The video shows, through simple 3D animation, that long-term sitting is associated not only with the usual suspects of lower back pain and weight gain, but also blood clots, type 2 diabetes, and cardio-vascular disease (people with jobs that require them to sit for extended periods of time at a desk, for example, are twice as likely to develop heart disease than those with active jobs, the video explains).
A Public Health Approach
Given the growing prominence of jobs that require long stretches of sitting, as well as leisure activities that involve sitting -- not just watching TV, but also driving, writing, and browsing the internet, to name a few -- many doctors and researchers are pushing for a more public health-minded approach to getting people out of their seats and into more active lifestyles.
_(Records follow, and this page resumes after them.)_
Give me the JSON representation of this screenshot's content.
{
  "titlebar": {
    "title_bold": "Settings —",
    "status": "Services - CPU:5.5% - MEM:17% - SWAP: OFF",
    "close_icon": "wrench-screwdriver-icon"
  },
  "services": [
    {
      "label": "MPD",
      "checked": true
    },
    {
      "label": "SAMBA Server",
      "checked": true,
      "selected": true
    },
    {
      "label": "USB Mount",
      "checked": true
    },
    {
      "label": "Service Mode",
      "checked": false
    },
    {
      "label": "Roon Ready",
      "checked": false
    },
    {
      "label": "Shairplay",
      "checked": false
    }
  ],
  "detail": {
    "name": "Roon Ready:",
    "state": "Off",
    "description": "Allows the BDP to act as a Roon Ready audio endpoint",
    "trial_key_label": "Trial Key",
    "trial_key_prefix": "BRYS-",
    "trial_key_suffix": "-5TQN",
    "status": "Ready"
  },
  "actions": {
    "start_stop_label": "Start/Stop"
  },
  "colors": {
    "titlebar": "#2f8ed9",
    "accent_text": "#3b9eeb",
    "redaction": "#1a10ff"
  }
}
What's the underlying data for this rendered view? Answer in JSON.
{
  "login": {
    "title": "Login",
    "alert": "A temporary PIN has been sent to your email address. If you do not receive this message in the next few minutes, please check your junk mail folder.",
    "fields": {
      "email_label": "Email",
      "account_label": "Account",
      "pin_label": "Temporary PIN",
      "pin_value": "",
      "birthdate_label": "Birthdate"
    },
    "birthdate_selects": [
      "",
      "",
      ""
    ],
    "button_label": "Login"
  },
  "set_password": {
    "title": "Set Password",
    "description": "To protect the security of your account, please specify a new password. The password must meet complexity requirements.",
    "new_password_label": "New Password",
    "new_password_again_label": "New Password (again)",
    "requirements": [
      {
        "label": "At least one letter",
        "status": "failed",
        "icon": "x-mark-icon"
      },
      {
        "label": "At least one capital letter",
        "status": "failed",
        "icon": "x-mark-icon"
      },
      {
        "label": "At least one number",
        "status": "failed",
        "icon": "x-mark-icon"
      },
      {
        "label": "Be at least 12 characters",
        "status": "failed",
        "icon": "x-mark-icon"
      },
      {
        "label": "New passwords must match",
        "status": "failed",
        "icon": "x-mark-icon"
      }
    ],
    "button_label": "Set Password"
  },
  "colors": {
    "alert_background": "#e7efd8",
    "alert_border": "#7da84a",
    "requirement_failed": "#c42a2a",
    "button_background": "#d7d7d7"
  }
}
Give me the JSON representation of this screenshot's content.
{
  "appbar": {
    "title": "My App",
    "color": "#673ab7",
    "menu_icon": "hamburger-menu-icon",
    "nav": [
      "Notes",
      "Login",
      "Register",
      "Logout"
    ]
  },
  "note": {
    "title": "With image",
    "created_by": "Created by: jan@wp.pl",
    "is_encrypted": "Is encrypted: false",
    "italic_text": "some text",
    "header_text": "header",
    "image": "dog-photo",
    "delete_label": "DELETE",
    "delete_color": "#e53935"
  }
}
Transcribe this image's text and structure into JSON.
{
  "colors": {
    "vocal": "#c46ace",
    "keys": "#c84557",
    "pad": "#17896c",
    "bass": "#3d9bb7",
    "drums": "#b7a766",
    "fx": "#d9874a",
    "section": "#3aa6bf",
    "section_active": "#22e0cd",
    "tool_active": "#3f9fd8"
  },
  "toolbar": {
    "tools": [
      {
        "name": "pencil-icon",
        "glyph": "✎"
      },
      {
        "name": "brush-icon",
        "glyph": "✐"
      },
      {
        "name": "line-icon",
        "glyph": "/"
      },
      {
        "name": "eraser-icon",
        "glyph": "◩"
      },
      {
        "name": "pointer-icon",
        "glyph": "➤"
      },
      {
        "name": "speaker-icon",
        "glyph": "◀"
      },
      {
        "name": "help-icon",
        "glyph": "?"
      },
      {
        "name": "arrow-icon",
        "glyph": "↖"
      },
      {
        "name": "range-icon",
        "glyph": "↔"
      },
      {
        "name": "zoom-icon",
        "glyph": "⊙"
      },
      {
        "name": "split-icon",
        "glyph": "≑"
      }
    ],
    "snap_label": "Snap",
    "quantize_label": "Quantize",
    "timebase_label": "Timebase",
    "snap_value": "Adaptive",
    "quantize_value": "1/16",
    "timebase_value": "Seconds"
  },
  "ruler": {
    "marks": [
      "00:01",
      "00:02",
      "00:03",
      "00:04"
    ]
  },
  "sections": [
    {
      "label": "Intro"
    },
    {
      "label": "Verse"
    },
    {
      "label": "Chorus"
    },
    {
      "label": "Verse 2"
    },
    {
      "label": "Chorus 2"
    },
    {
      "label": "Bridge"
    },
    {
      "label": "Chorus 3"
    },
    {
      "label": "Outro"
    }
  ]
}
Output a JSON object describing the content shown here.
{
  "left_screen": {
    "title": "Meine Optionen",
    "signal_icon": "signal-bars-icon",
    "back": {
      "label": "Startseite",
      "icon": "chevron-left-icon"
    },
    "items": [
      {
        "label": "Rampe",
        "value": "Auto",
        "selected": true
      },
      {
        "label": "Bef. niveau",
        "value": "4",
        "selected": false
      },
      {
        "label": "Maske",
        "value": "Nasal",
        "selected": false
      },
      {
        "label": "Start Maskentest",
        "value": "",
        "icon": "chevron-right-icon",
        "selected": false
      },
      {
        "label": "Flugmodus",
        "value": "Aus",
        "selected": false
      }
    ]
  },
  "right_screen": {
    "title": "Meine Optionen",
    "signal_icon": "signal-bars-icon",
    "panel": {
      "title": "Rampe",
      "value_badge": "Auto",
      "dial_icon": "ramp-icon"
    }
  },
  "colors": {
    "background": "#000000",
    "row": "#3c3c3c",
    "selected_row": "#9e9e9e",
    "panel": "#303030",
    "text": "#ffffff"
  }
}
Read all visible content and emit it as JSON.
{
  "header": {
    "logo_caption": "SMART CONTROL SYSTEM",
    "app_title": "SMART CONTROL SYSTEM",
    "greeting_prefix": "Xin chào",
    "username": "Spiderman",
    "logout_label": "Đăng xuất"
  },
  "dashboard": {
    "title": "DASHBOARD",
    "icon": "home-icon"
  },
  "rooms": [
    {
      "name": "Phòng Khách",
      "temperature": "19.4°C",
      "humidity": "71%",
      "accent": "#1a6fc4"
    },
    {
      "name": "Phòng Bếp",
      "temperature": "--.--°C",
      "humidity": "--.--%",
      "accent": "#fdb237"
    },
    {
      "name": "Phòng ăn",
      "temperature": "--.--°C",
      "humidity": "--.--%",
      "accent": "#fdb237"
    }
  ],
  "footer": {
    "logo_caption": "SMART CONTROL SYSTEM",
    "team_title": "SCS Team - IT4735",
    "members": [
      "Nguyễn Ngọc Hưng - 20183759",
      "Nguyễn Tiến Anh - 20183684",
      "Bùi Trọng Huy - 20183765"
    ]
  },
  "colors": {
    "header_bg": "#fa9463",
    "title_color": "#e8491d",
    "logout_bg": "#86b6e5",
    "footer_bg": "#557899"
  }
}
“Practical and policy approaches to addressing too much sitting as a population-health issue would involve innovations on multiple levels,” writes one team of researchers in the journal Exercise and Sports Sciences Reviews(4).
“For example, public information campaigns might emphasize reducing sitting time as well as increasing physical activity. There might be more widespread use of innovative technologies that can provide more opportunities to reduce sitting time (for example, height-adjustable desks) or new regulations in workplaces to reduce or break-up extended periods of job-related sitting.”
If You Work in an Office, Make Your Own Stand Up Desk
Make sure you also equip your office with a barstool so that you can switch between sitting and standing anytime you want.